Consequently, Germany, which for decades was the silent worker of the unification project (demilitarized and penitent for past evils), is without doubt Europe’s greatest power. At the other end is Greece, with its heroic sacrifices of the past (when it was poor and always tied to the wagon of some greater power), which is the object of scorn for its inability to adapt politically and economically to the benefits of being an equal member of the European Union — which has lead to political and economic bankruptcy. For two years, Greece has been blamed for the harm it caused Europe’s single currency; in other words, the EU’s weakest member, and not its strongest, is perceived as the greatest danger to the rest. Greece, of course, is responsible for the mess it is in and for the halting effort to change, but the exaggerated fears of the other countries reveal a weakening of the vision of a “Europe of the peoples,” in which each nation has something to offer.

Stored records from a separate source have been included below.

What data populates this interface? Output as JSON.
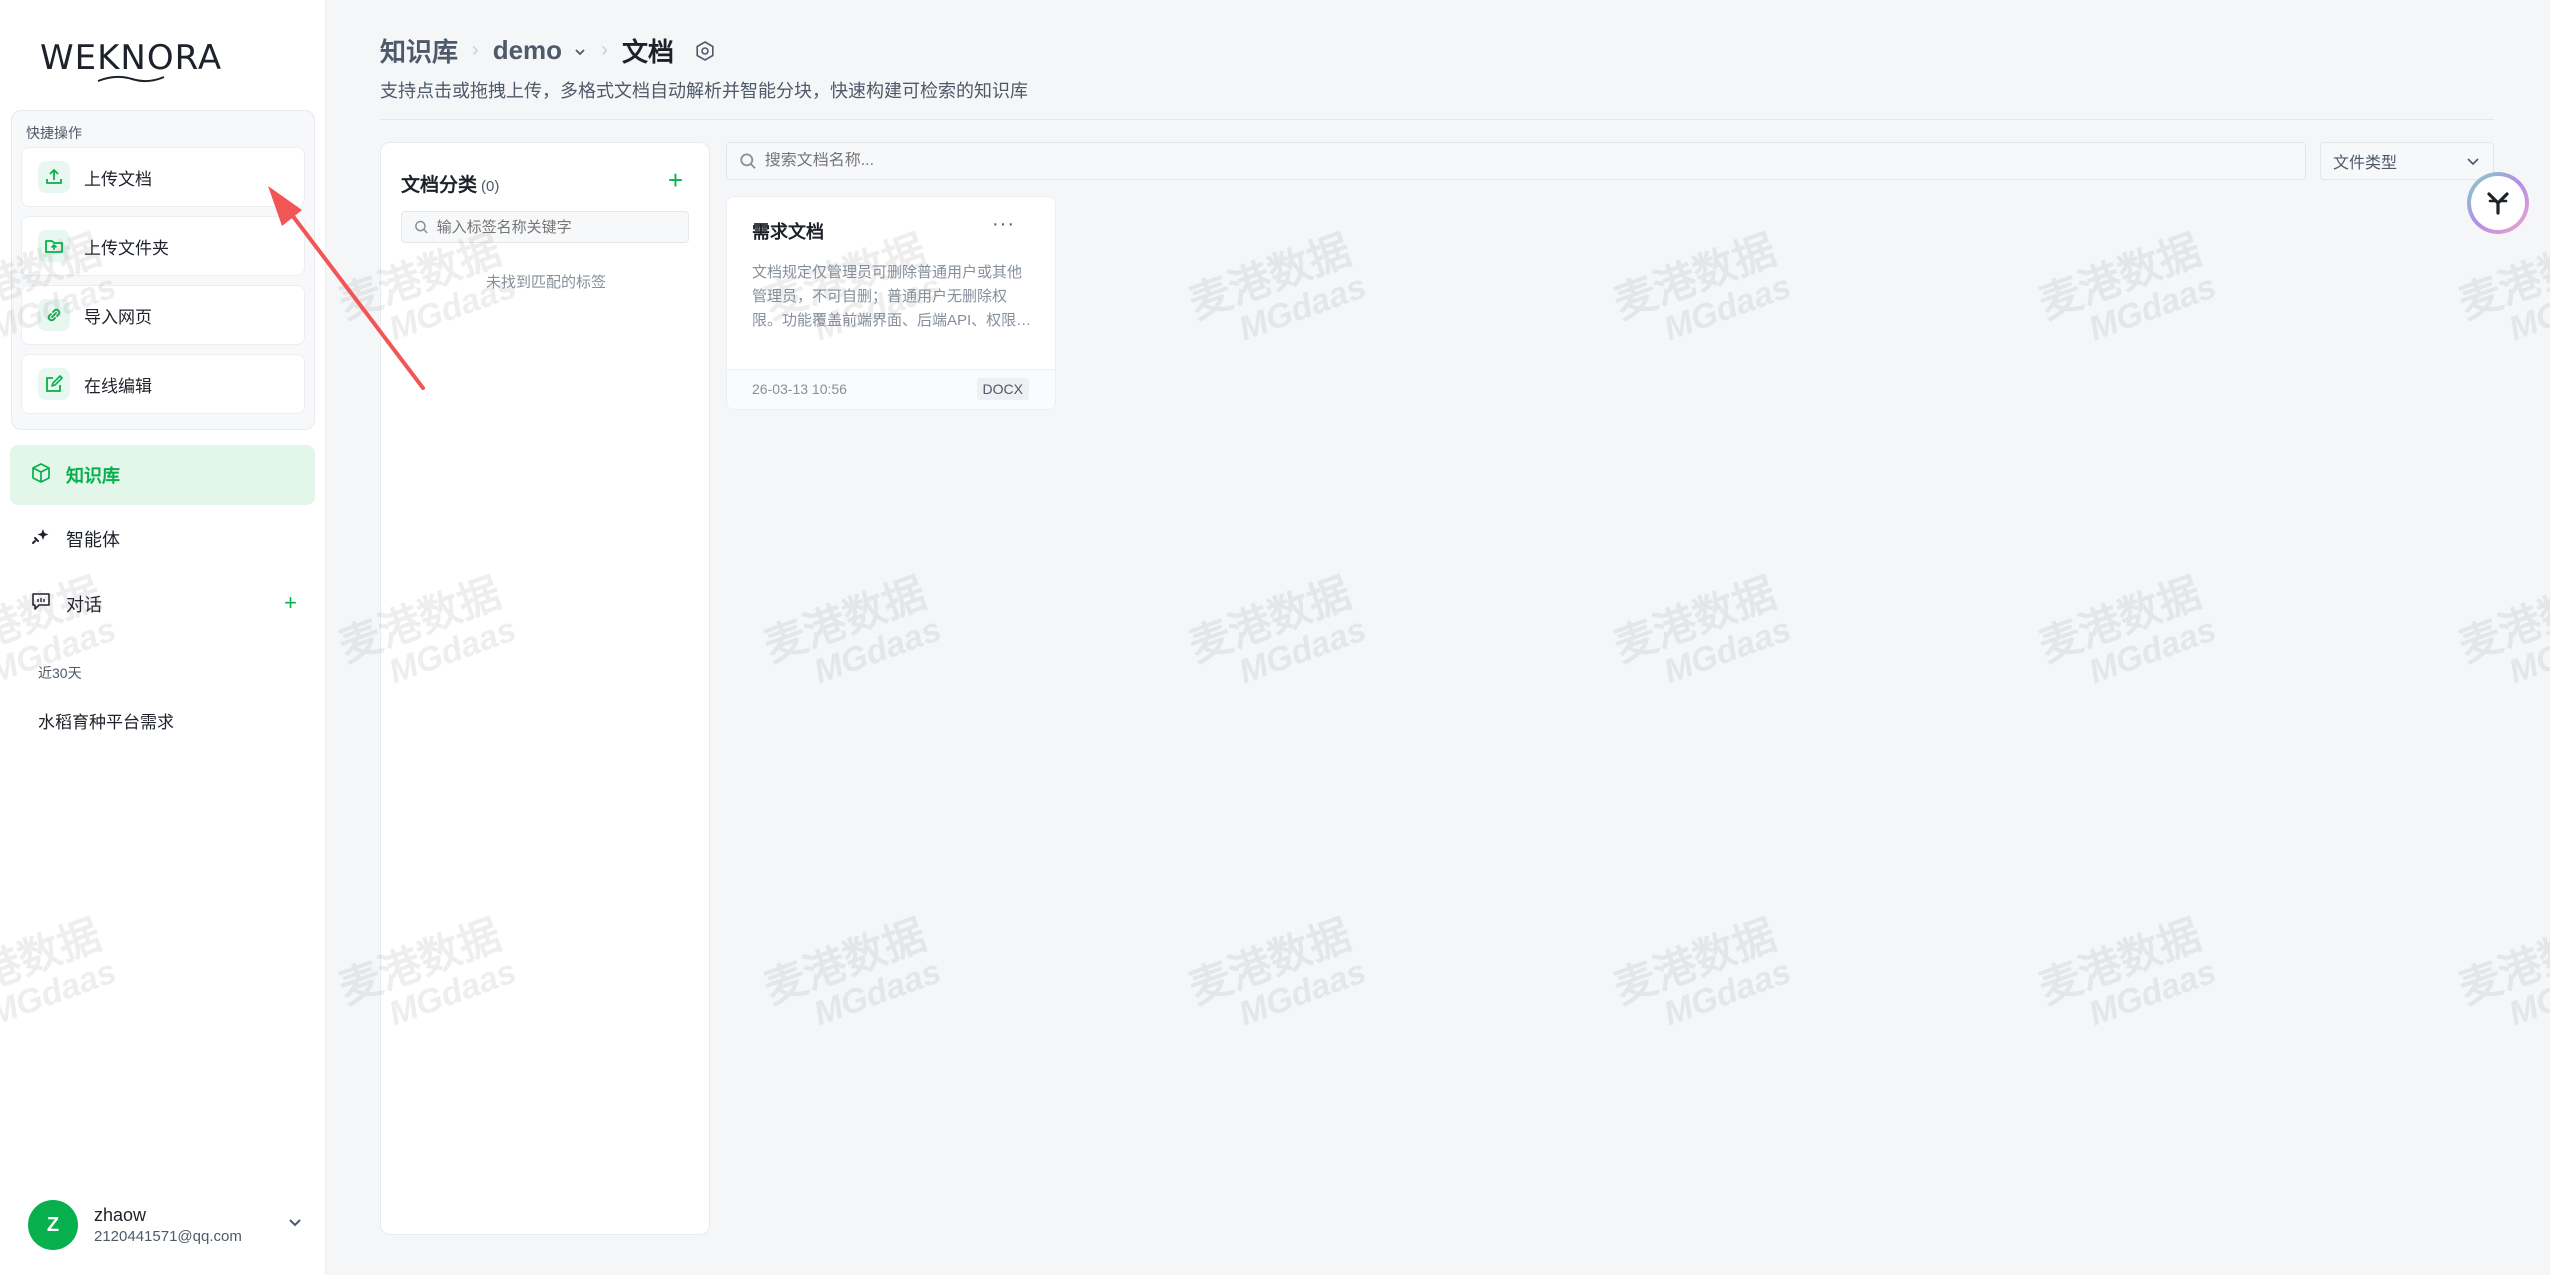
{
  "app": {
    "logo_text": "WEKNORA"
  },
  "sidebar": {
    "quick_actions_title": "快捷操作",
    "quick_actions": [
      {
        "label": "上传文档",
        "icon": "upload-icon"
      },
      {
        "label": "上传文件夹",
        "icon": "folder-upload-icon"
      },
      {
        "label": "导入网页",
        "icon": "link-icon"
      },
      {
        "label": "在线编辑",
        "icon": "edit-icon"
      }
    ],
    "nav": [
      {
        "label": "知识库",
        "icon": "cube-icon",
        "active": true
      },
      {
        "label": "智能体",
        "icon": "sparkle-icon",
        "active": false
      },
      {
        "label": "对话",
        "icon": "chat-icon",
        "active": false
      }
    ],
    "recent_title": "近30天",
    "recent_items": [
      "水稻育种平台需求"
    ],
    "user": {
      "initial": "Z",
      "name": "zhaow",
      "email": "2120441571@qq.com"
    }
  },
  "header": {
    "breadcrumb": [
      "知识库",
      "demo",
      "文档"
    ],
    "subtitle": "支持点击或拖拽上传，多格式文档自动解析并智能分块，快速构建可检索的知识库"
  },
  "categories": {
    "title": "文档分类",
    "count": "(0)",
    "search_placeholder": "输入标签名称关键字",
    "empty_text": "未找到匹配的标签"
  },
  "documents": {
    "search_placeholder": "搜索文档名称...",
    "type_filter_placeholder": "文件类型",
    "items": [
      {
        "title": "需求文档",
        "description": "文档规定仅管理员可删除普通用户或其他管理员，不可自删；普通用户无删除权限。功能覆盖前端界面、后端API、权限…",
        "time": "26-03-13 10:56",
        "type": "DOCX"
      }
    ]
  },
  "watermark": {
    "line1": "麦港数据",
    "line2": "MGdaas"
  },
  "colors": {
    "accent": "#07b04c",
    "active_bg": "#e3f6ea",
    "annotation_arrow": "#f25555"
  }
}
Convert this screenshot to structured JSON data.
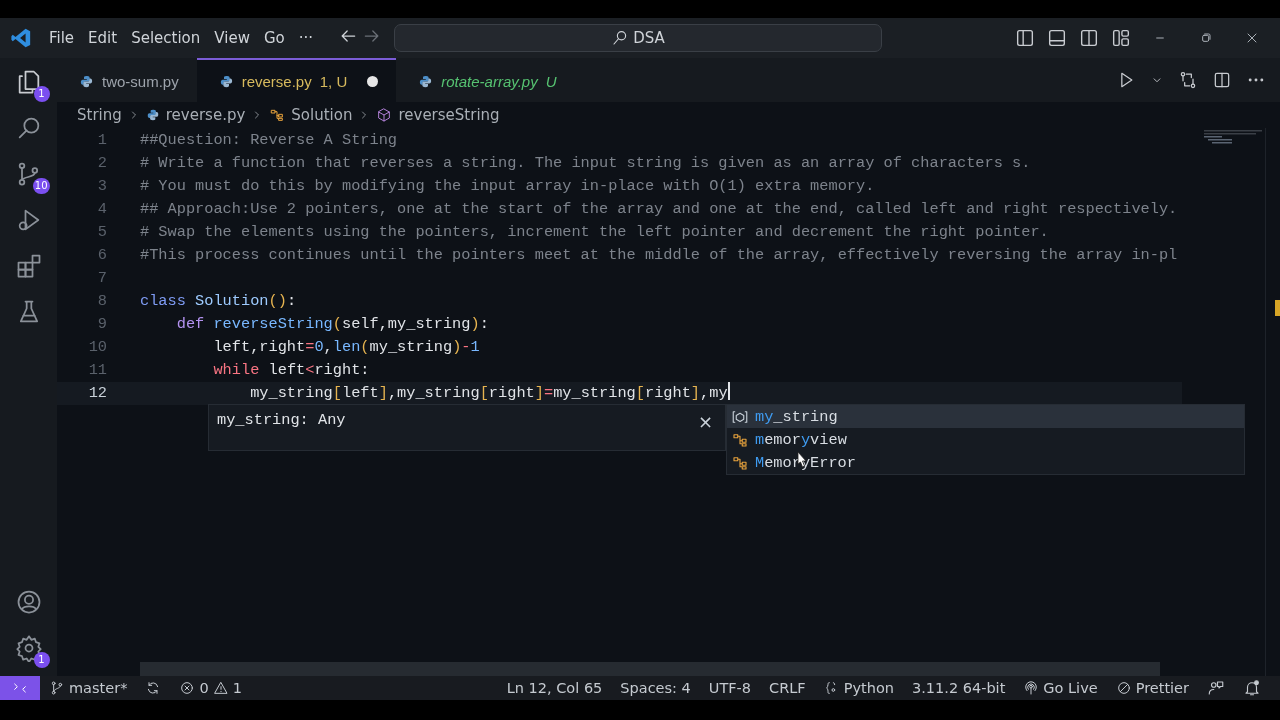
{
  "title_bar": {
    "menus": [
      "File",
      "Edit",
      "Selection",
      "View",
      "Go"
    ],
    "more": "···",
    "search": "DSA"
  },
  "activity_bar": {
    "items": [
      {
        "kind": "explorer",
        "badge": "1"
      },
      {
        "kind": "search"
      },
      {
        "kind": "source-control",
        "badge": "10"
      },
      {
        "kind": "debug"
      },
      {
        "kind": "extensions"
      },
      {
        "kind": "testing"
      }
    ],
    "bottom": [
      {
        "kind": "account"
      },
      {
        "kind": "settings",
        "badge": "1"
      }
    ]
  },
  "tabs": [
    {
      "label": "two-sum.py",
      "selected": false,
      "kind": "normal",
      "preview": false,
      "modified": false
    },
    {
      "label": "reverse.py",
      "status": "1, U",
      "selected": true,
      "kind": "warning",
      "preview": false,
      "modified": true
    },
    {
      "label": "rotate-array.py",
      "status": "U",
      "selected": false,
      "kind": "untracked",
      "preview": true,
      "modified": false
    }
  ],
  "breadcrumb": [
    {
      "kind": "folder",
      "label": "String"
    },
    {
      "kind": "python",
      "label": "reverse.py"
    },
    {
      "kind": "class",
      "label": "Solution"
    },
    {
      "kind": "method",
      "label": "reverseString"
    }
  ],
  "editor": {
    "lines": [
      {
        "number": "1",
        "current": false,
        "tokens": [
          {
            "kind": "comment",
            "text": "##Question: Reverse A String"
          }
        ]
      },
      {
        "number": "2",
        "current": false,
        "tokens": [
          {
            "kind": "comment",
            "text": "# Write a function that reverses a string. The input string is given as an array of characters s."
          }
        ]
      },
      {
        "number": "3",
        "current": false,
        "tokens": [
          {
            "kind": "comment",
            "text": "# You must do this by modifying the input array in-place with O(1) extra memory."
          }
        ]
      },
      {
        "number": "4",
        "current": false,
        "tokens": [
          {
            "kind": "comment",
            "text": "## Approach:Use 2 pointers, one at the start of the array and one at the end, called left and right respectively."
          }
        ]
      },
      {
        "number": "5",
        "current": false,
        "tokens": [
          {
            "kind": "comment",
            "text": "# Swap the elements using the pointers, increment the left pointer and decrement the right pointer."
          }
        ]
      },
      {
        "number": "6",
        "current": false,
        "tokens": [
          {
            "kind": "comment",
            "text": "#This process continues until the pointers meet at the middle of the array, effectively reversing the array in-pl"
          }
        ]
      },
      {
        "number": "7",
        "current": false
      },
      {
        "number": "8",
        "current": false,
        "tokens": [
          {
            "kind": "keyword",
            "text": "class "
          },
          {
            "kind": "type",
            "text": "Solution"
          },
          {
            "kind": "paren",
            "text": "()"
          },
          {
            "kind": "plain",
            "text": ":"
          }
        ]
      },
      {
        "number": "9",
        "current": false,
        "tokens": [
          {
            "kind": "def",
            "text": "    def "
          },
          {
            "kind": "func",
            "text": "reverseString"
          },
          {
            "kind": "paren",
            "text": "("
          },
          {
            "kind": "plain",
            "text": "self,my_string"
          },
          {
            "kind": "paren",
            "text": ")"
          },
          {
            "kind": "plain",
            "text": ":"
          }
        ]
      },
      {
        "number": "10",
        "current": false,
        "tokens": [
          {
            "kind": "plain",
            "text": "        left,right"
          },
          {
            "kind": "op",
            "text": "="
          },
          {
            "kind": "num",
            "text": "0"
          },
          {
            "kind": "plain",
            "text": ","
          },
          {
            "kind": "builtin",
            "text": "len"
          },
          {
            "kind": "paren",
            "text": "("
          },
          {
            "kind": "plain",
            "text": "my_string"
          },
          {
            "kind": "paren",
            "text": ")"
          },
          {
            "kind": "op",
            "text": "-"
          },
          {
            "kind": "num",
            "text": "1"
          }
        ]
      },
      {
        "number": "11",
        "current": false,
        "tokens": [
          {
            "kind": "control",
            "text": "        while"
          },
          {
            "kind": "plain",
            "text": " left"
          },
          {
            "kind": "op",
            "text": "<"
          },
          {
            "kind": "plain",
            "text": "right:"
          }
        ]
      },
      {
        "number": "12",
        "current": true,
        "tokens": [
          {
            "kind": "plain",
            "text": "            my_string"
          },
          {
            "kind": "paren",
            "text": "["
          },
          {
            "kind": "plain",
            "text": "left"
          },
          {
            "kind": "paren",
            "text": "]"
          },
          {
            "kind": "plain",
            "text": ",my_string"
          },
          {
            "kind": "paren",
            "text": "["
          },
          {
            "kind": "plain",
            "text": "right"
          },
          {
            "kind": "paren",
            "text": "]"
          },
          {
            "kind": "op",
            "text": "="
          },
          {
            "kind": "plain",
            "text": "my_string"
          },
          {
            "kind": "paren",
            "text": "["
          },
          {
            "kind": "plain",
            "text": "right"
          },
          {
            "kind": "paren",
            "text": "]"
          },
          {
            "kind": "plain",
            "text": ",my"
          }
        ]
      }
    ],
    "hover": {
      "text": "my_string: Any",
      "close": "×"
    },
    "suggestions": [
      {
        "kind": "variable",
        "selected": true,
        "parts": [
          {
            "text": "my",
            "match": true
          },
          {
            "text": "_string",
            "match": false
          }
        ]
      },
      {
        "kind": "class",
        "selected": false,
        "parts": [
          {
            "text": "m",
            "match": true
          },
          {
            "text": "emor",
            "match": false
          },
          {
            "text": "y",
            "match": true
          },
          {
            "text": "view",
            "match": false
          }
        ]
      },
      {
        "kind": "class",
        "selected": false,
        "parts": [
          {
            "text": "M",
            "match": true
          },
          {
            "text": "emoryError",
            "match": false
          }
        ]
      }
    ]
  },
  "status_bar": {
    "branch": "master*",
    "errors": "0",
    "warnings": "1",
    "right": [
      {
        "kind": "text",
        "label": "Ln 12, Col 65"
      },
      {
        "kind": "text",
        "label": "Spaces: 4"
      },
      {
        "kind": "text",
        "label": "UTF-8"
      },
      {
        "kind": "text",
        "label": "CRLF"
      },
      {
        "kind": "language",
        "label": "Python"
      },
      {
        "kind": "text",
        "label": "3.11.2 64-bit"
      },
      {
        "kind": "live",
        "label": "Go Live"
      },
      {
        "kind": "prettier",
        "label": "Prettier"
      }
    ]
  }
}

Europe’s unification was embraced by its peoples at the political level because the principles of liberal democracy took root in the major Western European countries, leading to an unprecedented rise in the quality of life and making their citizens the envy of other nations who could only dream of one day sharing their benefits. The subjects of the Soviet Bloc, for example, knew that their union (which had been imposed by force) existed mainly to serve the interests of Russia. The desire for freedom, democracy and economic benefits became the glue of unification. The cultural — or “civilizational” — identification opened the way toward stronger political union (up to the point that it did not eradicate national sovereignty), but it was in the economy where the greatest leap was taken, with the creation of the single currency. Now that confidence in the euro is shaken, the only solution appears to be greater economic — and, thereby, political — union. In the debate, however, we are forgetting the cultural closeness that inspired the whole effort. Countries are now measured solely on the basis of their economic indicators and not as members of a union that is far greater than its parts. The economic crisis, though, is not just a matter of sovereign debt; it also betrays the need for Europe as a whole to secure a dignified level of life for all its people while achieving competitiveness at a global level.

At a time when the whole planet is looking for balance and no country is a superpower, the Europeans cannot afford to question the dominance of their strongest member. But their acquiescence to Germany’s persistence with austerity programs across Europe could lead to a worsening European recession, the further shrinking of the middle class and the marginalization of society’s weakest members. In this case, the faceless, supranational forces of the global market will have won — not Europe. A “non-inventive” Europe will face the danger of a resurgence of tension among its members, but the despair of great numbers of citizens could trigger something worse: civil conflict. The end of the dream of Europe would be not just a defeat but the start of a nightmare without end.